Practice Entity Incorporated?

Filing paperwork with the Secretary of State's office to incorporate puts the practice itself at risk for being sued.

Risk Management

Practice Entity Incorporated?

Many doctors don't realize that merely forming a separate entity by filing paperwork with the Secretary of State's office to incorporate puts the practice itself at risk for being sued.


Even as a sole practitioner, your clinic may be named in a malpractice action if it is set up as a separate entity.

Plaintiff attorneys have access to various resources, such as Secretary of State websites, which can be used to search for entities associated with you and your practice. It is likely that if an entity is found it will be named in any malpractice lawsuit that is filed. If your entity is not named on your policy, NCMIC would not be obligated to provide a defense for the entity. This could potentially cost you thousands of dollars. 

The solution is that NCMIC offers a shared limits of liability entity coverage option at no additional premium. So, as the owner of a chiropractic entity, e.g., an LLC, partnership, corporation or other, you can share your limits of liability with your practice entity for no additional charge. (Separate limits are also available for an additional premium.)

To better protect you and your practice, please contact NCMIC today at 1-800-247-8043. We will review your policy, analyze your situation and explain your options.


The information in the NCMIC Learning Center is offered solely for general information and educational purposes. It is not offered as, nor does it represent, legal or professional advice. Neither does this information constitute a guideline, practice parameter or standard of care. You should not act or rely upon this information without seeking the advice of an attorney familiar with the specific legal requirements of the state(s) in which you practice. If there is a discrepancy between the site and an insurance policy you have with NCMIC, the policy will prevail.

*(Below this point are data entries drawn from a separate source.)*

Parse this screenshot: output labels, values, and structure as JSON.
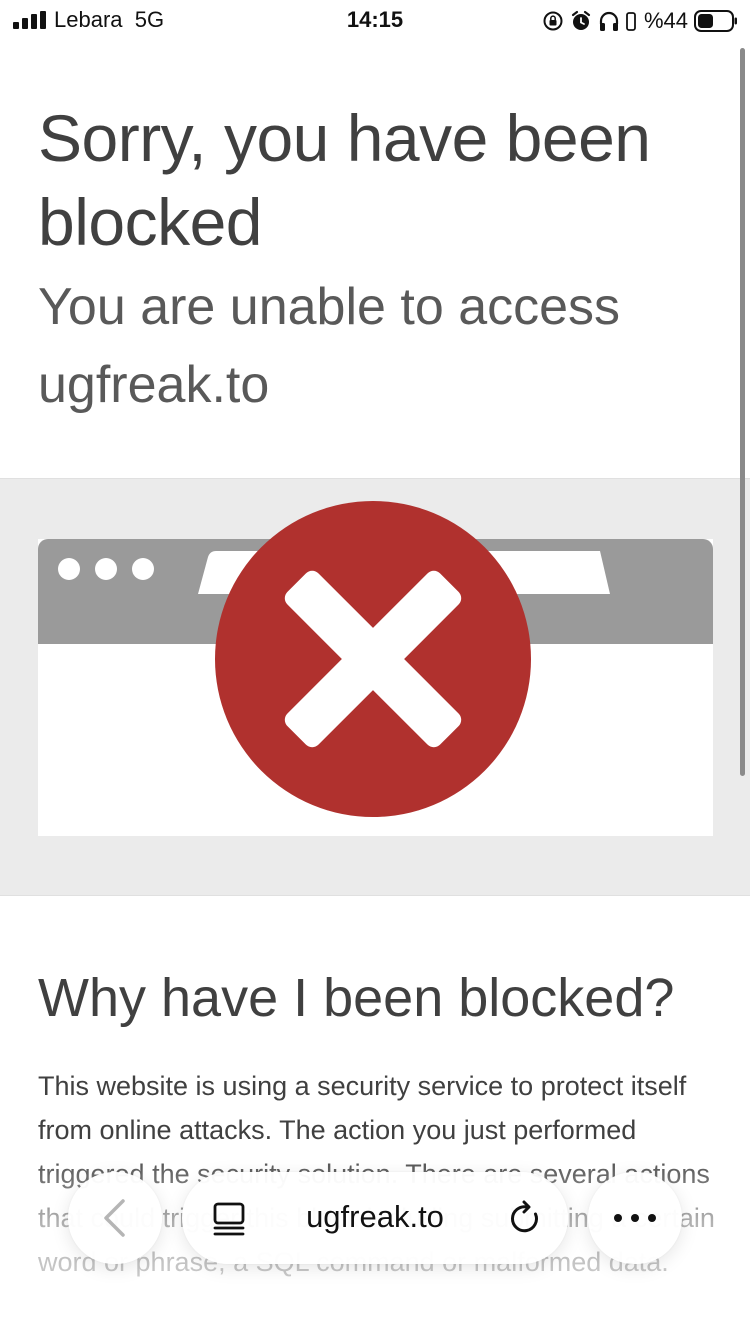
{
  "status_bar": {
    "carrier": "Lebara",
    "network": "5G",
    "time": "14:15",
    "battery_percent": "%44",
    "icons": [
      "signal-icon",
      "rotation-lock-icon",
      "alarm-icon",
      "headphones-icon",
      "battery-icon"
    ]
  },
  "page": {
    "title": "Sorry, you have been blocked",
    "subtitle": "You are unable to access ugfreak.to",
    "why_heading": "Why have I been blocked?",
    "why_text": "This website is using a security service to protect itself from online attacks. The action you just performed triggered the security solution. There are several actions that could trigger this block including submitting a certain word or phrase, a SQL command or malformed data."
  },
  "browser": {
    "address": "ugfreak.to",
    "icons": [
      "back-chevron-icon",
      "tabs-icon",
      "reload-icon",
      "more-dots-icon"
    ]
  },
  "colors": {
    "error_red": "#B0312E",
    "window_bar": "#9A9A9A",
    "section_bg": "#EBEBEB",
    "text": "#404040"
  }
}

Policy features vary by state and are subject to underwriting approval.